* **TASK TO COMPLETE**:
All lines from the one containing "Decode this image" through the last line below must be duplicated exactly, with nothing outside that span.
- - - - - - -
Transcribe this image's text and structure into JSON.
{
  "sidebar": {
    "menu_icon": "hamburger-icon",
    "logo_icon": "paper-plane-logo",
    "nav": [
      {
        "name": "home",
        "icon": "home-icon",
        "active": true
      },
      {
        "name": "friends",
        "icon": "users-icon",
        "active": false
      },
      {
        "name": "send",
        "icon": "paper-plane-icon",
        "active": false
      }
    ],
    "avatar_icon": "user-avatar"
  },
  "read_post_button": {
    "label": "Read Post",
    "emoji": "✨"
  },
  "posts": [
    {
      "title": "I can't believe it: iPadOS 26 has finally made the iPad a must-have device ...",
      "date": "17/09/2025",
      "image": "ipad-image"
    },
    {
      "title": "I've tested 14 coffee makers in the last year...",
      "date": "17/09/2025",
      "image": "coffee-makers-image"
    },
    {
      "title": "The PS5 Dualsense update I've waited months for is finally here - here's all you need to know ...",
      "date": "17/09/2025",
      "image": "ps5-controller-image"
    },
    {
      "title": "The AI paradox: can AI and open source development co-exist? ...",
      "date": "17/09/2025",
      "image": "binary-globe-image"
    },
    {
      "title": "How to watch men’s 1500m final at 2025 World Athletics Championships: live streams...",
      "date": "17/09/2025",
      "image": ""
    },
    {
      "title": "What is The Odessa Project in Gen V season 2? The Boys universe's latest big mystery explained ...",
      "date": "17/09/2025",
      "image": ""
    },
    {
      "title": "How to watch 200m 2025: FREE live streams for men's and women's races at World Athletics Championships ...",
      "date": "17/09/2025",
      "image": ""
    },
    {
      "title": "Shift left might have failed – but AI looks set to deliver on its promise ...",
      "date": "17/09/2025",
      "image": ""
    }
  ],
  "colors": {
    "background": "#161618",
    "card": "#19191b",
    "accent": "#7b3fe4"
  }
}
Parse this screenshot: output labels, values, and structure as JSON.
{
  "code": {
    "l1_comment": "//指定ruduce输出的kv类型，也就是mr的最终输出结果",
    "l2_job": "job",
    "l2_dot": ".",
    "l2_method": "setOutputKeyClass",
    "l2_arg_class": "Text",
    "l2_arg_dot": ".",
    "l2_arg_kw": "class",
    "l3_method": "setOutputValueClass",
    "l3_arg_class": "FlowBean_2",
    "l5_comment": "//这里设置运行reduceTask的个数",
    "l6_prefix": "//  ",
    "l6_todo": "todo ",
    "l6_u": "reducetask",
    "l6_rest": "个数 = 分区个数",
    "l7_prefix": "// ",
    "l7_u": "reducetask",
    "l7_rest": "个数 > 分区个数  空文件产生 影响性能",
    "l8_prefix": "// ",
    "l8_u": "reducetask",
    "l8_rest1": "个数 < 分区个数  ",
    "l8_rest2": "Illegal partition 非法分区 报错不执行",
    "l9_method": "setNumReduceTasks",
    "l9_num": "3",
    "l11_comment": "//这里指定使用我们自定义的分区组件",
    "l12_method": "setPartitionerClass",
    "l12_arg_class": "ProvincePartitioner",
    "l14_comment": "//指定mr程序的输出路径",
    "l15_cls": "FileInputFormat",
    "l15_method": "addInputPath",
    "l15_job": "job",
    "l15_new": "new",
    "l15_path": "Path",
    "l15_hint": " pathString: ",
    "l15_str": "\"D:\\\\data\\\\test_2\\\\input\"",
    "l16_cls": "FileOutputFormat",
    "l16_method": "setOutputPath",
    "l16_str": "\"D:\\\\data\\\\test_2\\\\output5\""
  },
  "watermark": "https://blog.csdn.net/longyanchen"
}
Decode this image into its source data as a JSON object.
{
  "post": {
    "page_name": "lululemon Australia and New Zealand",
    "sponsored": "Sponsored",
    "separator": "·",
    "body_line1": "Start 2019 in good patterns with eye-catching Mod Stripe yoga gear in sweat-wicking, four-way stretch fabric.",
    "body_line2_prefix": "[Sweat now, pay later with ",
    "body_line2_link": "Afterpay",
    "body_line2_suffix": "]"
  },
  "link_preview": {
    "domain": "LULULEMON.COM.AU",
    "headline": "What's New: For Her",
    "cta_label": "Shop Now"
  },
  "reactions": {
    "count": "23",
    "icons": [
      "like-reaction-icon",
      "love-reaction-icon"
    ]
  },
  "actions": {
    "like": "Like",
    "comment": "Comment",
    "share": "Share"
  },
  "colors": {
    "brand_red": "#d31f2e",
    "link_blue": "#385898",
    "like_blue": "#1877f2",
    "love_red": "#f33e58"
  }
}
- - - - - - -
* **SOLUTION**:
Decode this image into its source data as a JSON object.
{
  "post": {
    "page_name": "lululemon Australia and New Zealand",
    "sponsored": "Sponsored",
    "separator": "·",
    "body_line1": "Start 2019 in good patterns with eye-catching Mod Stripe yoga gear in sweat-wicking, four-way stretch fabric.",
    "body_line2_prefix": "[Sweat now, pay later with ",
    "body_line2_link": "Afterpay",
    "body_line2_suffix": "]"
  },
  "link_preview": {
    "domain": "LULULEMON.COM.AU",
    "headline": "What's New: For Her",
    "cta_label": "Shop Now"
  },
  "reactions": {
    "count": "23",
    "icons": [
      "like-reaction-icon",
      "love-reaction-icon"
    ]
  },
  "actions": {
    "like": "Like",
    "comment": "Comment",
    "share": "Share"
  },
  "colors": {
    "brand_red": "#d31f2e",
    "link_blue": "#385898",
    "like_blue": "#1877f2",
    "love_red": "#f33e58"
  }
}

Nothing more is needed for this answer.